The option I chose was to receive a poem via email from the Academy of American Poets’ Poem-a-day Project and to pick out and write about my favorite poems from one week a month here on the blog. Then not only did I double down on the challenge, to do it each week, but also I tripled down to add listening to a poetry podcast The Slowdown by Tracy K. Smith, the former Poet Laureate of the United States and including those poems in the mix of ones from which I’d choose my favorites.
After only two weeks of trying this, I’ve learned that neither poetry resource is going to work for me. It seems with both, that every poem, or at least every other poem, is as depressing as f***. Right now, with some stresses at work that I am dealing with, or really maybe…EVER, I don’t need that.
I also want to refocus my reading efforts on the two fronts I already was working:
- With fiction, to get back to “old school” detective fiction, such as Sherlock Holmes and Nero Wolfe.
- With nonfiction, to return to reading Taylor Branch’s America in the King Years trilogy.
To those ends, this weekend I want to continue my reading of the Sherlock Holmes canon and the eighth Nero Wolfe novel, Where There’s A Will. I also want to continue reading Pillar of Fire: America in the King Years 1963-65, the second in the series, that I began a few weeks ago.
While I only read four Sherlock Holmes short stories earlier in the week, I enjoyed reading them. With Doyle, it is not as much about the mystery as it is about how Holmes learns of the mystery and what he does or doesn’t do once he has solved the mystery. In that regard, he is much like Hercule Poirot that he allows circumstances to happen, sometimes to the detriment of others, making himself the judge, jury and sometimes executioner. I look forward to reading some more this weekend and during the upcoming week.
This doesn’t mean that I am abandoning poetry altogether. I would like to circle back to poetry in April for National Poetry Month, but on my own terms. I just have to face the fact that I am not good at long-term reading challenges with others. When I give myself reading challenges, I am mostly fine. For April, I think I will leave things more open to wherever “the spirit moves me” than saying that I will limit my poetry reading to x, y, or z.
This weekend, though, I am refocusing on older detective fiction and civil rights history. Wish me luck.
Update: Saturday was a bust for reading, but some Saturdays are like that as I just like to get out of town and go somewhere for lunch. Yesterday was such a day. I start Sunday with higher hopes, but am beginning first by reading other Sunday Salon posts and other posts from throughout the week. Among the posts are a return by Florinda of the blog The 3 R’s: Reading, ‘Riting, and Randomness and a celebration of 8 years of blogging by Karen of Booker Talk.

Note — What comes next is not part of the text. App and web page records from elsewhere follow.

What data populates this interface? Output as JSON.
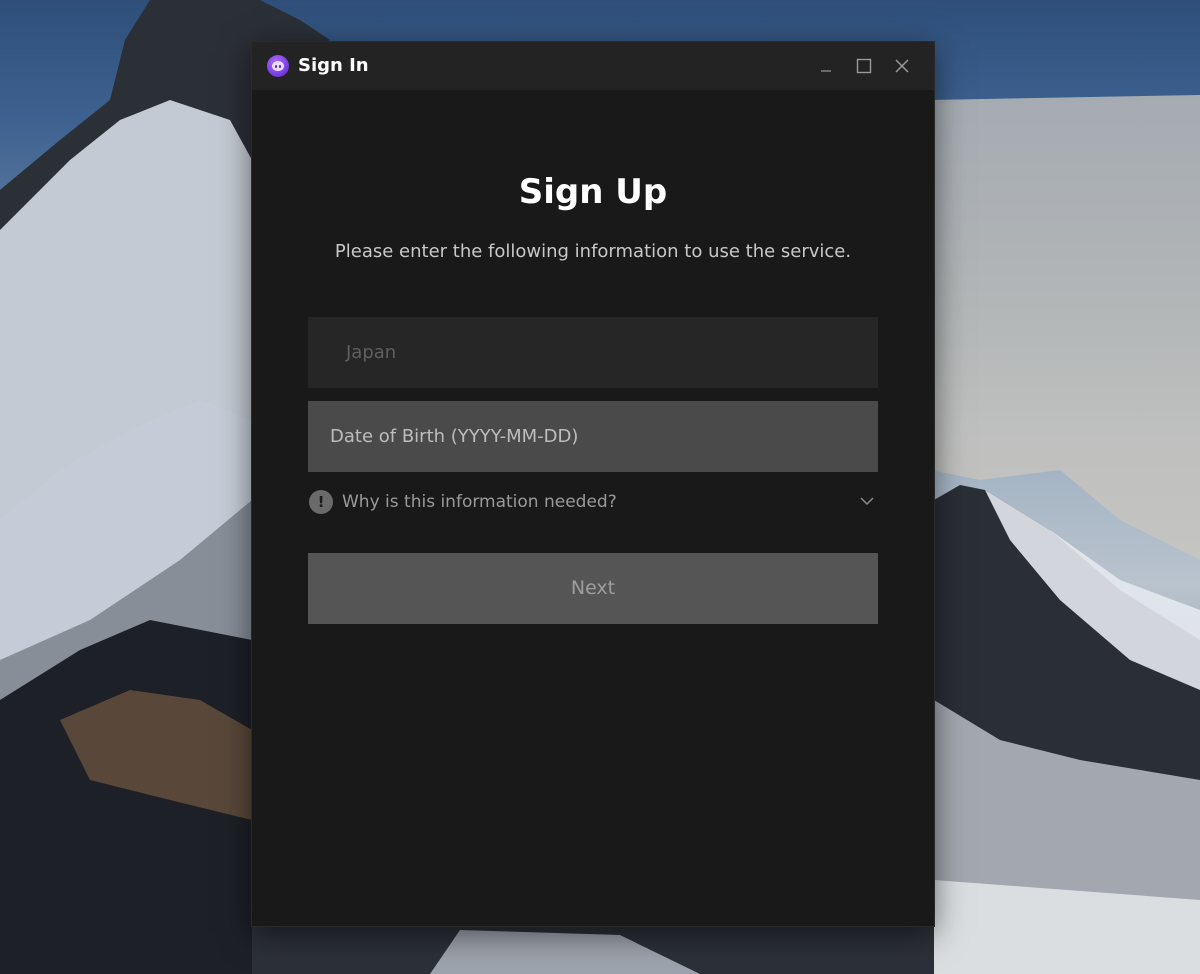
{
  "window": {
    "title": "Sign In",
    "controls": [
      "minimize-icon",
      "maximize-icon",
      "close-icon"
    ]
  },
  "form": {
    "heading": "Sign Up",
    "subtext": "Please enter the following information to use the service.",
    "country_value": "Japan",
    "dob_placeholder": "Date of Birth (YYYY-MM-DD)",
    "info_toggle_label": "Why is this information needed?",
    "info_icon_glyph": "!",
    "next_label": "Next"
  },
  "colors": {
    "window_bg": "#191919",
    "titlebar_bg": "#232323",
    "field_disabled_bg": "#262626",
    "field_bg": "#4a4a4a",
    "button_disabled_bg": "#555555",
    "app_icon_accent": "#7b3fe4"
  }
}
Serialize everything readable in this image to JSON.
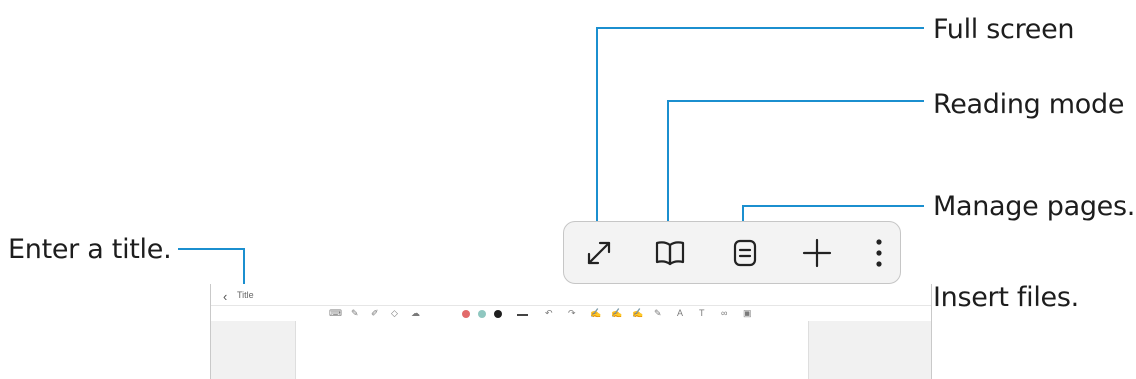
{
  "callouts": {
    "full_screen": "Full screen",
    "reading_mode": "Reading mode",
    "manage_pages": "Manage pages.",
    "enter_title": "Enter a title.",
    "insert_files": "Insert files."
  },
  "toolbar": {
    "buttons": [
      {
        "icon": "expand-diagonal-icon"
      },
      {
        "icon": "open-book-icon"
      },
      {
        "icon": "page-list-icon"
      },
      {
        "icon": "plus-icon"
      },
      {
        "icon": "more-vertical-icon"
      }
    ]
  },
  "note": {
    "back_glyph": "‹",
    "title": "Title",
    "pen_colors": [
      "#e26a6a",
      "#8fc7c0",
      "#1f1f1f"
    ]
  },
  "colors": {
    "callout_line": "#1b8fcf",
    "toolbar_bg": "#f3f3f3",
    "toolbar_border": "#c6c6c6",
    "icon": "#222222"
  }
}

Speaking of x numbers of blogging, I just received a notification yesterday from WordPress.com that I have been with them for 12 years. While I think I have been blogging on and off, mostly on, for 15 years, I joined WordPress.com 12 years ago. As I have off this coming week on Wednesday and Friday, I will try to write up a post about 12 years of blogging that I will share next week.